Task brief:
Each line in the entries below that holds the string "objects" must be copied.

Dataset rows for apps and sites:
↓

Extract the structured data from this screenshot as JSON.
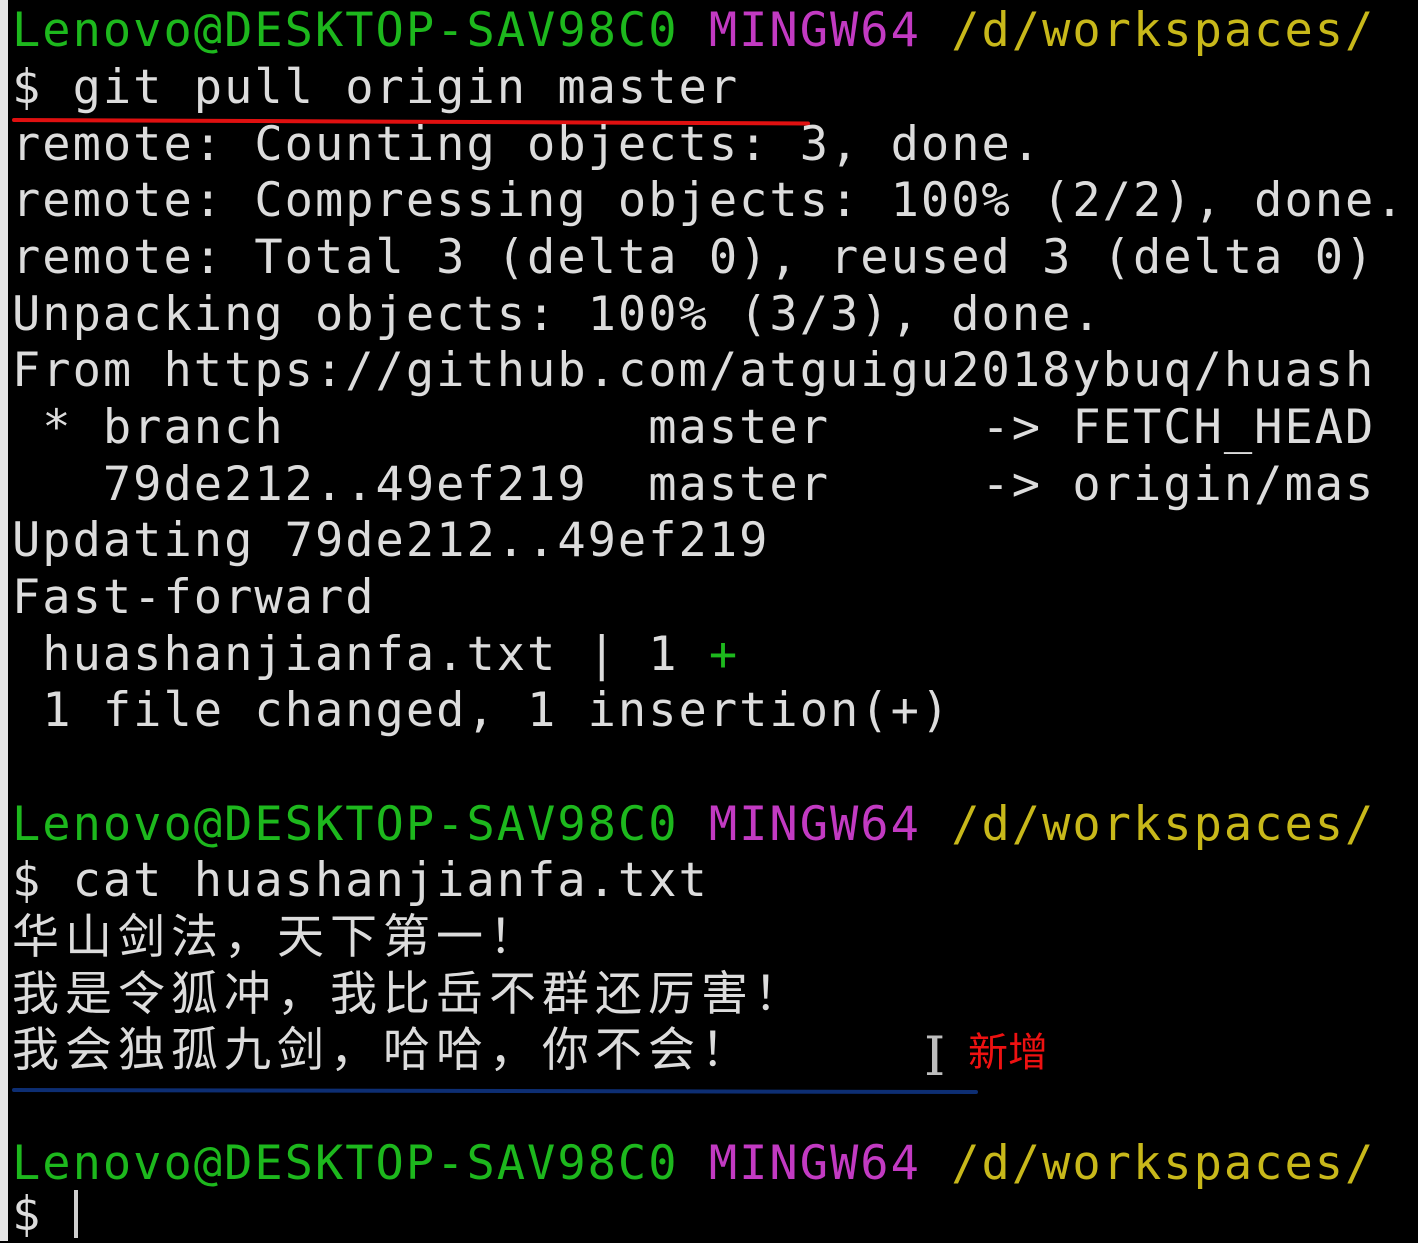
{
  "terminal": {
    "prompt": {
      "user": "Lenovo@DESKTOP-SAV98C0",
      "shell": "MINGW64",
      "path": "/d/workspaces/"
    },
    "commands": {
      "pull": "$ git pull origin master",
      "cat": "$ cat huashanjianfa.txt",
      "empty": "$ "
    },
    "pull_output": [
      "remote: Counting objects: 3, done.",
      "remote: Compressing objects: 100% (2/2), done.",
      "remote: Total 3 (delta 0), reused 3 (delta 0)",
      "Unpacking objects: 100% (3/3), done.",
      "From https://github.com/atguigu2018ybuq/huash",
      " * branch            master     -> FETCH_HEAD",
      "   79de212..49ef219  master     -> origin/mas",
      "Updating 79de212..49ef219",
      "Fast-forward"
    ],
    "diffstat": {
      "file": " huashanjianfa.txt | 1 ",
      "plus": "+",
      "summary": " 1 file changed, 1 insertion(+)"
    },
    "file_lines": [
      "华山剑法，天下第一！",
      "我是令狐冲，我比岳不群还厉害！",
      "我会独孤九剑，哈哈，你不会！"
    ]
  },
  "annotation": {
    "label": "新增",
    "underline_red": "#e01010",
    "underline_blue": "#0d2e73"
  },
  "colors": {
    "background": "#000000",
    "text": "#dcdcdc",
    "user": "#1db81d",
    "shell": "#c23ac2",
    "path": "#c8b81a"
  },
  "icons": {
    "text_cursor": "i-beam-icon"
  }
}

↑

Response to the exercise:
      "remote: Counting objects: 3, done.",
      "remote: Compressing objects: 100% (2/2), done.",
      "Unpacking objects: 100% (3/3), done.",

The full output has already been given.